Salt elevates your blood pressure

Consuming too much salt raises your blood pressure - the extent depends on your age. As you get older, high blood pressure starts to have an affect on your body that's why doctors and scientists advise to cut back on eating salt.

High blood pressure affects about one third of the population and this then leads to adverse conditions like stroke and brain damage. Therefore people with high blood pressure, diabetes or chronic kidney disease, and those who are older or overweight, are particularly susceptible to the effect of excess sodium on blood pressure.

However, sodium reduction may not lower blood pressure in younger people with low or normal blood pressure.

Other hidden risks of high sodium

Excessive sodium intake has also been linked to other conditions, such as:

Hypernatremia – this is a serious condition that occurs when sodium levels rise above 145mEq/L. it occurs when the balance of sodium and water in the system is disrupted.

Osteoporosis – this occurs when large amounts of calcium are excreted in the urine due to high level of sodium intake.
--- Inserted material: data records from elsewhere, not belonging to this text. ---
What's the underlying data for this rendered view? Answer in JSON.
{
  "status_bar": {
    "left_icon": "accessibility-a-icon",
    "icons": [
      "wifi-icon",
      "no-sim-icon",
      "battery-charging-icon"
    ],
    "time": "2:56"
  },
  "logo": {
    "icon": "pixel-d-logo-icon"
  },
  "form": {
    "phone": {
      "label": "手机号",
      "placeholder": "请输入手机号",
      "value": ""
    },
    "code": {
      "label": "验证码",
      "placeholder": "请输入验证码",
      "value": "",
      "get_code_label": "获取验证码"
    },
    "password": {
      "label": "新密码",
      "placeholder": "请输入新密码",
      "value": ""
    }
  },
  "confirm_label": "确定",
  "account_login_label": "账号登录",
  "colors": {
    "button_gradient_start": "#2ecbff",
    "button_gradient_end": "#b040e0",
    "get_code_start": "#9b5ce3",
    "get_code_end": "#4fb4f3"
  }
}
Hence may result in fracture.

Gastric cancer - Researchers from Leuven University in Holland discovered that a high intake of salt can significantly increase the risk of stomach cancer.
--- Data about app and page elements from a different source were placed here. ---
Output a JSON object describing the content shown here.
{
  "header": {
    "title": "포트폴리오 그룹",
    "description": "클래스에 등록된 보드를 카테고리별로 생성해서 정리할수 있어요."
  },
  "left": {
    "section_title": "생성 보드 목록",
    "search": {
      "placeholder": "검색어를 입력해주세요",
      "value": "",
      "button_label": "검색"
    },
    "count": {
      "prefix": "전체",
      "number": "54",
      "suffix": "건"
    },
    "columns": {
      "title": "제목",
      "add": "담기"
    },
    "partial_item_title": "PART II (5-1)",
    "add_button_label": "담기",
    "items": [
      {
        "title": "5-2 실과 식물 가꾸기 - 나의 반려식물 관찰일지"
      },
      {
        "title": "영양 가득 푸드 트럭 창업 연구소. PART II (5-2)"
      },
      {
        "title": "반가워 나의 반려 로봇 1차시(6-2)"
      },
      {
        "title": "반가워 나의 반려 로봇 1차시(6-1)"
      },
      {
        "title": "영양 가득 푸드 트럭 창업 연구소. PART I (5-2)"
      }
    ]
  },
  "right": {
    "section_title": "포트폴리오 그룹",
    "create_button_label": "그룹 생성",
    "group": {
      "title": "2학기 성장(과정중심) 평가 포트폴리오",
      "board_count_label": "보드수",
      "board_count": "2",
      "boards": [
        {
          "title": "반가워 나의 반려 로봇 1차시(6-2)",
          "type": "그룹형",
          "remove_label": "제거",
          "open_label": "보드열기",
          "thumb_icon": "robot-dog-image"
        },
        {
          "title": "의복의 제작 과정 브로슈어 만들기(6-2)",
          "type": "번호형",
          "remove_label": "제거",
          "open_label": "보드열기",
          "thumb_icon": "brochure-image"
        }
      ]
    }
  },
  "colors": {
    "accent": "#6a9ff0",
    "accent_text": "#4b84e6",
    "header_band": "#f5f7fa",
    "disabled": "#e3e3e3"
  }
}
Hypertension – In the recent INTERSALT study suggest that an extra 6 grams of salt consumed daily can increase the risk of heart disease by 21% and stroke by 34%.
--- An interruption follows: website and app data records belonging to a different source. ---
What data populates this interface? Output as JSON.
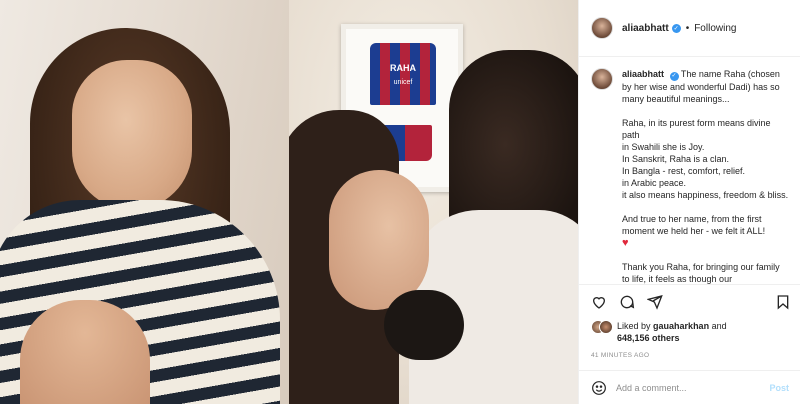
{
  "header": {
    "username": "aliaabhatt",
    "dot": "•",
    "following": "Following"
  },
  "caption": {
    "username": "aliaabhatt",
    "lines": [
      "The name Raha (chosen by her wise and wonderful Dadi) has so many beautiful meanings...",
      "",
      "Raha, in its purest form means divine path",
      "in Swahili she is Joy.",
      "In Sanskrit, Raha is a clan.",
      "In Bangla - rest, comfort, relief.",
      "in Arabic peace.",
      "it also means happiness, freedom & bliss.",
      "",
      "And true to her name, from the first moment we held her - we felt it ALL!",
      "",
      "",
      "Thank you Raha, for bringing our family to life, it feels as though our"
    ],
    "heart": "♥"
  },
  "jersey": {
    "name": "RAHA",
    "sponsor": "unicef"
  },
  "likes": {
    "prefix": "Liked by",
    "user": "gauaharkhan",
    "and": "and",
    "count": "648,156 others"
  },
  "timestamp": "41 MINUTES AGO",
  "comment": {
    "placeholder": "Add a comment...",
    "post_label": "Post"
  },
  "colors": {
    "verified": "#3897f0",
    "post_disabled": "#b2dffc",
    "heart": "#e0283c"
  },
  "icons": [
    "heart-icon",
    "comment-icon",
    "share-icon",
    "save-icon",
    "emoji-icon",
    "verified-icon"
  ]
}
Kidney problems and kidney stones – studies suggest that high sodium intake is related to increased urinary calcium losses, raising the risk of kidney stones.

Oedema – due to increased sodium consumption the kidneys can’t excrete it efficiently therefore excess sodium starts to accumulate in the body. This accumulated excess sodium then leaks to the surrounding tissues causing swelling especially in the ankles and feet. In addition, because sodium pulls and holds water, high sodium concentration in the body will lead to an increase in the blood volume.

Heart failure - excess salt stiffens arteries and raises blood pressure thus making the heart work harder in pumping blood into small vessels. This tears and ruptures vessels throughout the body. Resulting in clogged arteries over time and hence increasing the risk of stroke, heart attack, heart failure.

How does excess salt cause such risks?

Chronic salt intake not only over does our sodium intake, but also affects the balance between sodium and potassium.  It is important to maintain high levels of potassium within our cells and low concentrations of sodium.

Therefore if the salt-potassium balance is off track, with the sodium levels exceeding the potassium levels, healthy cellular metabolism is compromised.  As a result, resistance to disease and illness is weakened. Therefore causing susceptibility to various lifestyle diseases and risks.

Tips on how to eat less salt

Consuming the right amount of salt is essential if you want to preserve your health. This may mean changing your food habits for good, even if foods seem tasteless.

- Avoid placing the salt shaker on the table - We often add salt to our food without even tasting it! Add it religiously when you're cooking and try to avoid using rock salt (as the crystals are larger you tend to eat more). 

- Limit your intake of salty food – foods such as dried meat, cheese, preserves, ready meals and other salty meat should be avoided. Sparkling mineral water also contains high amounts of sodium.

- Don't eat meals that contain more than 1g of salt per portion - The content of salt is often indicated on the packaging, or use the sodium content and multiply by 2.5.

- Substitute - The flavour that salt renders can be replaced with other seasoning, like herbs and spices which can also help bring out the taste of food better.

- Eat lots of fruit and vegetables - They are rich in potassium which partly neutralizes the harmful effects of salt.

According to the American Medical Association, around 150,000 lives could be saved annually if people cut their salt intake by just half. So take the first step to cut down your salt intake today. Your long-term health is in a way determined by what you put in your mouth and remember; just half the amount could do wonders!

  • Massey, L.K., and S.J. Whiting, "Dietary Salt, Urinary Calcium, and Kidney Stone Risk," Nutrition Reviews, 53:131-139, 1995.